Forgery - Forged Endorsements - Banks liability - Defenses
- Estoppel. Bank is not liable:
- 1. Imposture rule: Where P writes a check to B who is pretending to be C and endorses as C.
- 2. Fraudulent Endorsements of Employees
Example of Suing for breach of K and warantee: D to P drawn on ABC Bank
- 1. Dan gives check to P drawn on ABC bank
- 2. T steals check from P and Forges P's sig
- 3. T deposits in XYZ bank
- 4. XYZ presents to ABC for payment
- 5. ABC pays XYZ.
- 6. D and P find out and sue ABC
- 7. ABC is liable under K to D for cashing the check or to P for conversion.
- 8. ABC then sues XYZ for breach of presentment warrantee
- 9. XYZ then sues Tom for breach of transfer warrantee
Exam Rule Statement: For paper to be negotiable it must
Be in writing, signed by the maker, unconditional promise to pay to order/bearer on demand.
Exam Rule Statement: To be a holder
To be a holder, Transferee must have possession of instrument payable to him. Must be free of forgeries in the chain of title.
Exam Rule Statement: To be a Holder in Due Course you must:
Must be a Holder, Negegotiated (value paid, endorsed), took the instrument, without notice of claims or that the instrument is PAST DUE or has been dishonored.
Exam Rule Statement: If the Maker of a Note pays an innocent person who purchased the Note from a forger, is the Maker still liable to pay the person whose signature was forged
Once a Makor pays a Holder he is discharged of any further obligations. However, a person in possession of a note that has a forged signature is NOT a Holder, because to be a Holder it must have been given to you after being endorsed by the prior owner (not a forgerer).
Exam Rule Statement: Is the person who was the victim of forgery liable for the money paid to the forgerer
A forgered signature is considered the signaturer of the forgerer, not the victim's signature
Exam Rule Statement: If the Maker of a Note pays an innocent person who purchased the Note from a forger, can the Maker later go back and recover the money he paid from the innocent
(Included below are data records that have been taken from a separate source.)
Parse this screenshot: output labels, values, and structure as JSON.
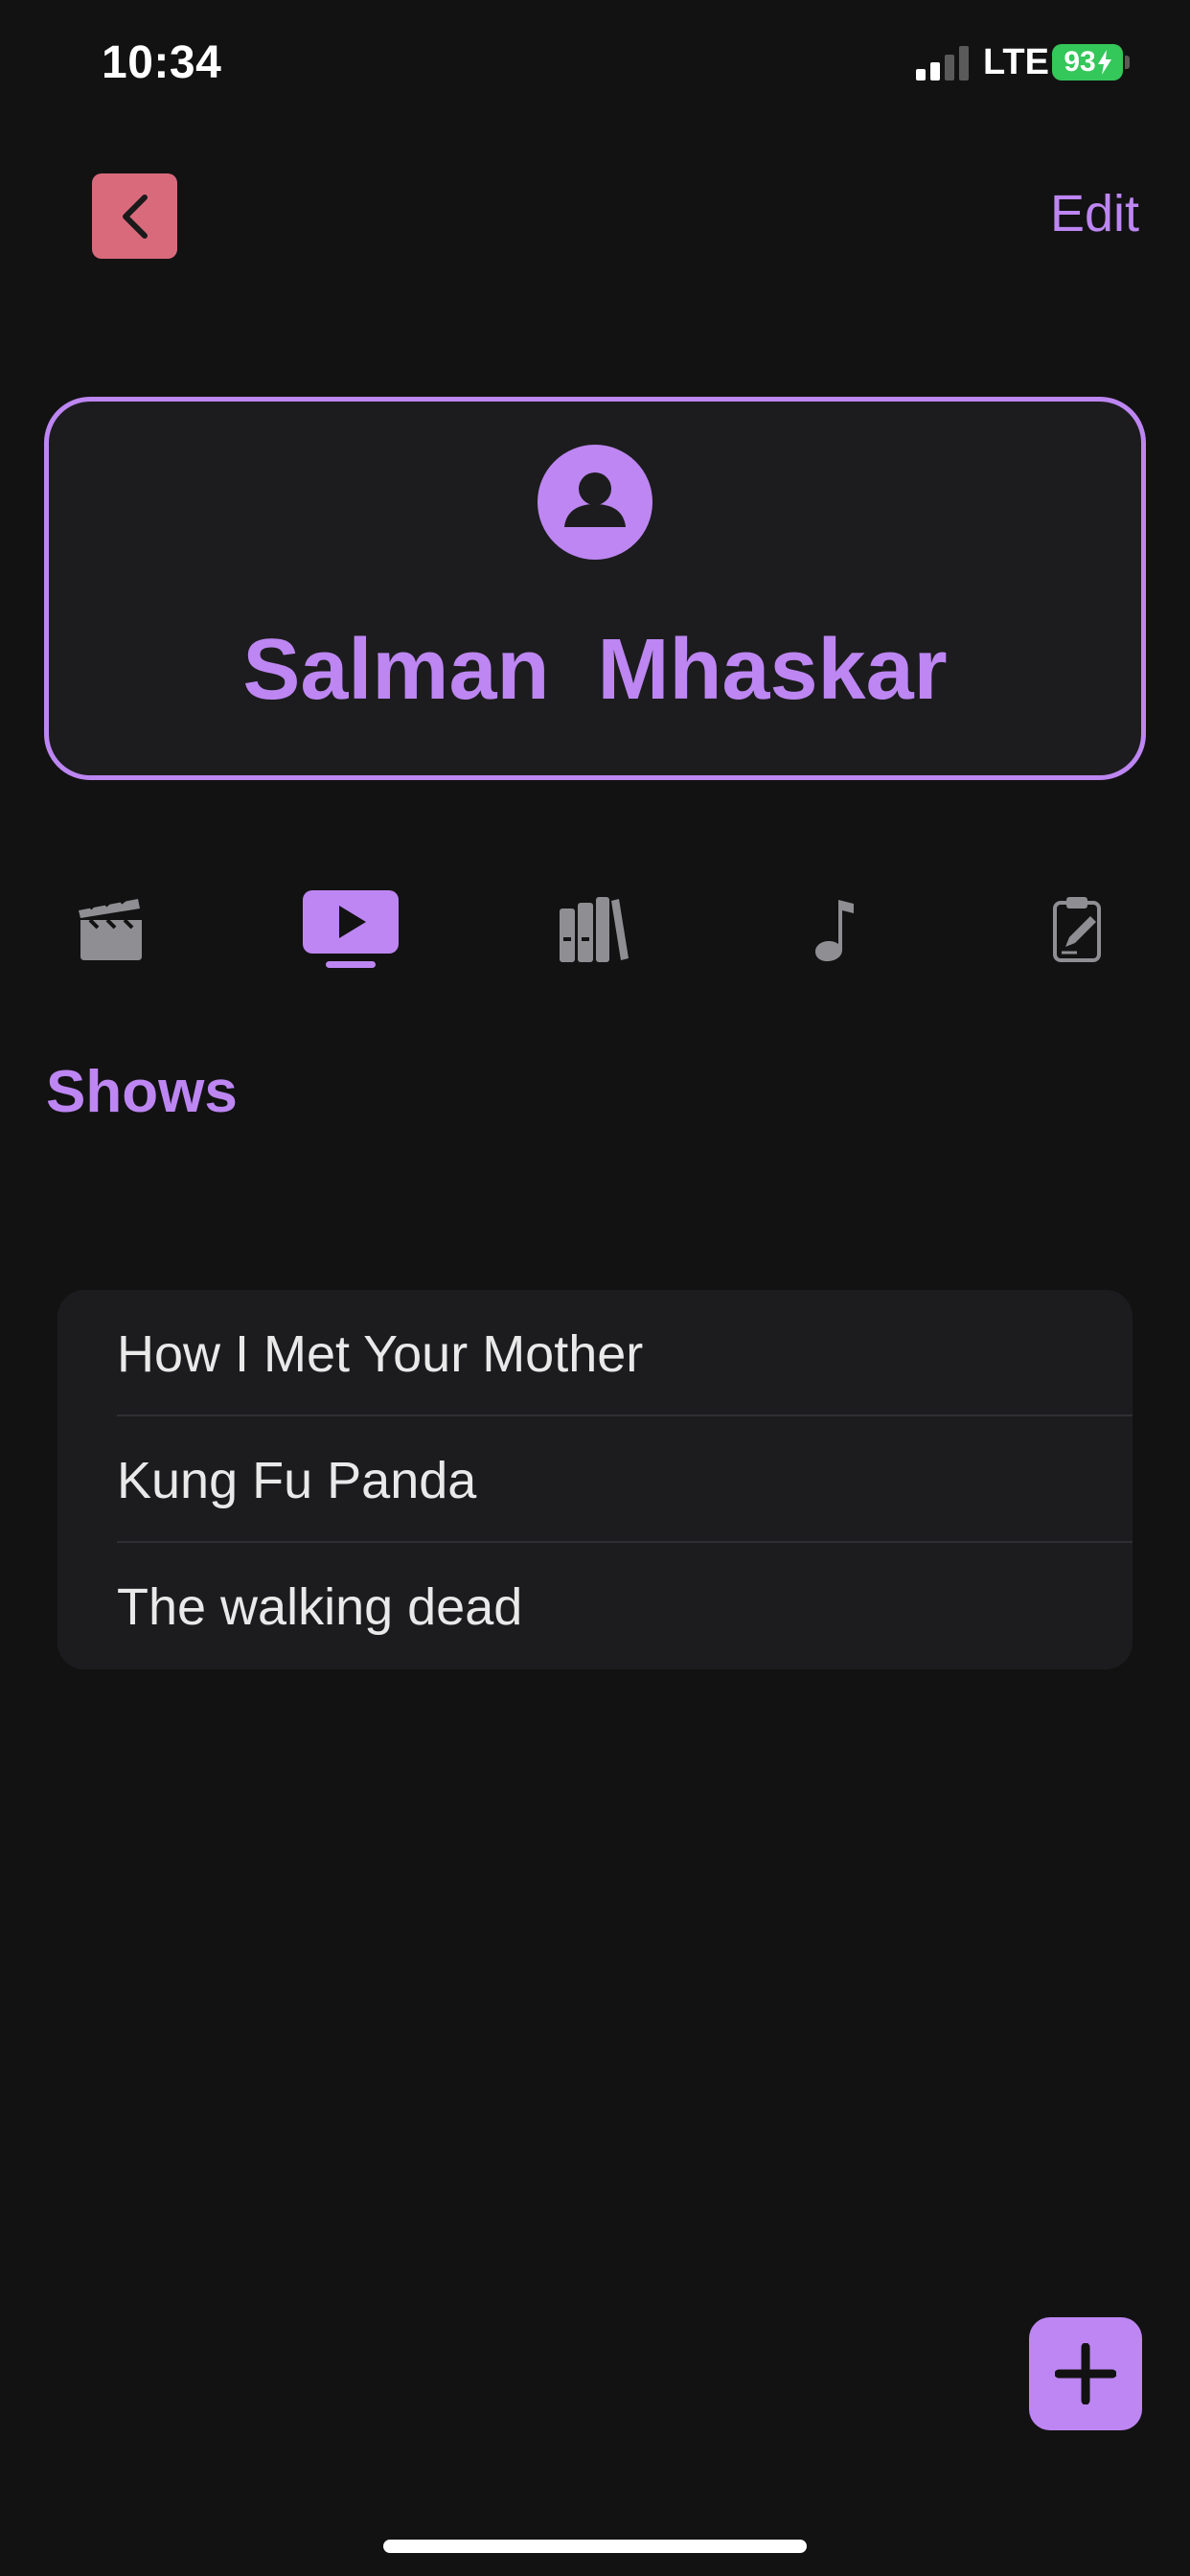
{
  "status_bar": {
    "time": "10:34",
    "network": "LTE",
    "battery": "93"
  },
  "nav": {
    "back_icon": "chevron-left-icon",
    "edit_label": "Edit"
  },
  "profile": {
    "avatar_icon": "person-circle-icon",
    "name": "Salman  Mhaskar"
  },
  "tabs": [
    {
      "icon": "clapperboard-icon",
      "selected": false
    },
    {
      "icon": "tv-play-icon",
      "selected": true
    },
    {
      "icon": "books-icon",
      "selected": false
    },
    {
      "icon": "music-note-icon",
      "selected": false
    },
    {
      "icon": "clipboard-edit-icon",
      "selected": false
    }
  ],
  "section": {
    "title": "Shows"
  },
  "shows": [
    {
      "title": "How I Met Your Mother"
    },
    {
      "title": "Kung Fu Panda"
    },
    {
      "title": "The walking dead"
    }
  ],
  "fab": {
    "icon": "plus-icon"
  },
  "colors": {
    "accent": "#bd86f2",
    "background": "#121212",
    "card": "#1c1c1e",
    "back_button": "#d96a7c",
    "battery": "#34c759",
    "inactive_icon": "#8e8e93"
  }
}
Yes, A presentor makes a Warrantee that he has the right to enforce the instrument that he is presenting.
Exam Rule Statement: What is the opening sentence for any commercial paper question
Because this question deals with a negotiable instrument Article 3 of the UCC applies
Exam Rule Statement: Exception to forgeries on a corporate Check
If a corp trusts an employee with handling checks, and employee forges, the forgery is not a defense and does not defeat a holder or HDC.
Exam Rule Statement: Can a person be a Holder or HDC if there is any forgery in the chain of title
Any forgery breaks the chain of title and no subsequent purchasers can be Holders or HDC